[A,B,R,U,V] = CANONCORR(X,Y) computes the sample canonical coefficients for
the N-by-D1 and N-by-D2 data matrices X and Y. X and Y must have the same
number of observations (rows) but can have different numbers of variables
(cols). The jth columns of A and B contain the canonical
coefficients, i.e. the linear combination of variables making up the jth
canonical variable for X and Y, respectively. Columns of A and B are scaled to
make COV(U) and COV(V) (see below) the identity matrix.

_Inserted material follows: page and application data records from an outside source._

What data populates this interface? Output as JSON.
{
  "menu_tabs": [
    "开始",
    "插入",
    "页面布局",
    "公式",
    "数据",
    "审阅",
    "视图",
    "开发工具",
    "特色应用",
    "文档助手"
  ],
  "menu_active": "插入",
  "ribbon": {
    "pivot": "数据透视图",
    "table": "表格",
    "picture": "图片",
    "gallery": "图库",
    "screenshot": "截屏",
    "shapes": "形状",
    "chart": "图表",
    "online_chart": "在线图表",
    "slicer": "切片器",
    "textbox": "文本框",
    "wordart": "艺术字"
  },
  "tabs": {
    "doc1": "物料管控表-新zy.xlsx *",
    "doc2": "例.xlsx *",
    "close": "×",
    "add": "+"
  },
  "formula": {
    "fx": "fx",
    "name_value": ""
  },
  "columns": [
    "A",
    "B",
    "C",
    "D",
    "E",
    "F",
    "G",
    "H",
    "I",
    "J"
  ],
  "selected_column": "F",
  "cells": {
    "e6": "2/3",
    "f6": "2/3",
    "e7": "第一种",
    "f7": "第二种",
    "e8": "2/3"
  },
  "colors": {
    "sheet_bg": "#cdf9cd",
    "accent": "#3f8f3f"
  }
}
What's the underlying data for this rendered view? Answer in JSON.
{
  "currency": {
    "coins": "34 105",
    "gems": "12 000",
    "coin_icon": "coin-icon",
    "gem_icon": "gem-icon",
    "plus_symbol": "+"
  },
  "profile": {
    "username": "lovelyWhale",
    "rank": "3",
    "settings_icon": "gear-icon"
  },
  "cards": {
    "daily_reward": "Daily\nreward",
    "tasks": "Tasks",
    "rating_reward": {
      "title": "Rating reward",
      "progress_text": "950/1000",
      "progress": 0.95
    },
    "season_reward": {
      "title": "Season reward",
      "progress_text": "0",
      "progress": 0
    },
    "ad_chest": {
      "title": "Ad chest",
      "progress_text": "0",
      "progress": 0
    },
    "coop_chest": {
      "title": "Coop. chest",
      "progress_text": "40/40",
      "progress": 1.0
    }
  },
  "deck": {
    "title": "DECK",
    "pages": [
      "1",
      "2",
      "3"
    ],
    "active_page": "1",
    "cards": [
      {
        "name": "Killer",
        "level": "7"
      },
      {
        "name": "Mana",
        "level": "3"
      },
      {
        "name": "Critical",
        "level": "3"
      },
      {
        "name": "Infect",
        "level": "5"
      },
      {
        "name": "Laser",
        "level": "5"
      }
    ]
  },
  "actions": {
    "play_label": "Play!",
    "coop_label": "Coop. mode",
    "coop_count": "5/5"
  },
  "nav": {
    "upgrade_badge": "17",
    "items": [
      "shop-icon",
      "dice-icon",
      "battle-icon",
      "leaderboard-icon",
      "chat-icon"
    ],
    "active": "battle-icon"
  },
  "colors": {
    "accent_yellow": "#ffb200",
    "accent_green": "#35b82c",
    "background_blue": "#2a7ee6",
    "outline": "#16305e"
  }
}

R containing the
sample canonical correlations; the jth element of R is the correlation between
the jth columns of U and V (see below), the canonical variables computed as

U = (X - repmat(mean(X),N,1))*A and
V = (Y - repmat(mean(Y),N,1))*B.

Example:

load carbig;
X = [Displacement Horsepower Weight Acceleration MPG];
nans = sum(isnan(X),2) > 0;
[A B r U V] = canoncorr(X(~nans,1:3), X(~nans,4:5));

plot(U(:,1),V(:,1),'.');
xlabel('0.0025*Disp + 0.020*HP - 0.000025*Wgt');
ylabel('-0.17*Accel + -0.092*MPG')

>> A

A =

0.0025 0.0048
0.0202 0.0409
-0.0000 -0.0027

>> size(X)

ans =
Tutorial 5: Advanced Statistics with Matlab Page 4 of 5 04/22/2004

406 5

>> B

B =

-0.1666 -0.3637
-0.0916 0.1078

>> r

r =

0.8782 0.6328

4. Polynomial fitting
>> Y =

1 1
7 8
1 3
10 9
2 2
3 4
2 3
Tutorial 5: Advanced Statistics with Matlab Page 5 of 5 04/22/2004

6 6

» plot(Y(:,2),Y(:,1),'+')

Fit polynomial to data: “polyfit.m”:
[P, S] = POLYFIT(X, Y, N) returns the polynomial coefficients P and a structure
S for use with POLYVAL to obtain error estimates on predictions.
>>[P,S]=polyfit(Y(:,1),Y(:,2),2)
P =
-0.0309 1.1623 0.6383
S =
R: [3x3 double]
df: 5
normr: 1.9199
Evaluate polynomial: “polyval.m”
Y = POLYVAL(P,X), when P is a vector of length N+1 whose elements are the
coefficients of a polynomial, is the value of the polynomial evaluated at X.

Y = P(1)*X^N + P(2)*X^(N-1) + ... + P(N)*X + P(N+1)

If X is a matrix or vector, the polynomial is evaluated at all points in X.
See also POLYVALM for evaluation in a matrix sense.
[Y, DELTA] = POLYVAL (P,X,S) uses the optional output structure generated
by POLYFIT to generate error estimates, Y +/- delta.

>> Y_new=polyval(P,Y(:,1))

Y_new =

1.7697
7.2612
1.7697
9.1731
2.8394
3.8473
2.8394
6.5004
>> plot(Y(:,2),Y(:,1),'*',Y_new(:,1),Y(:,1),'+')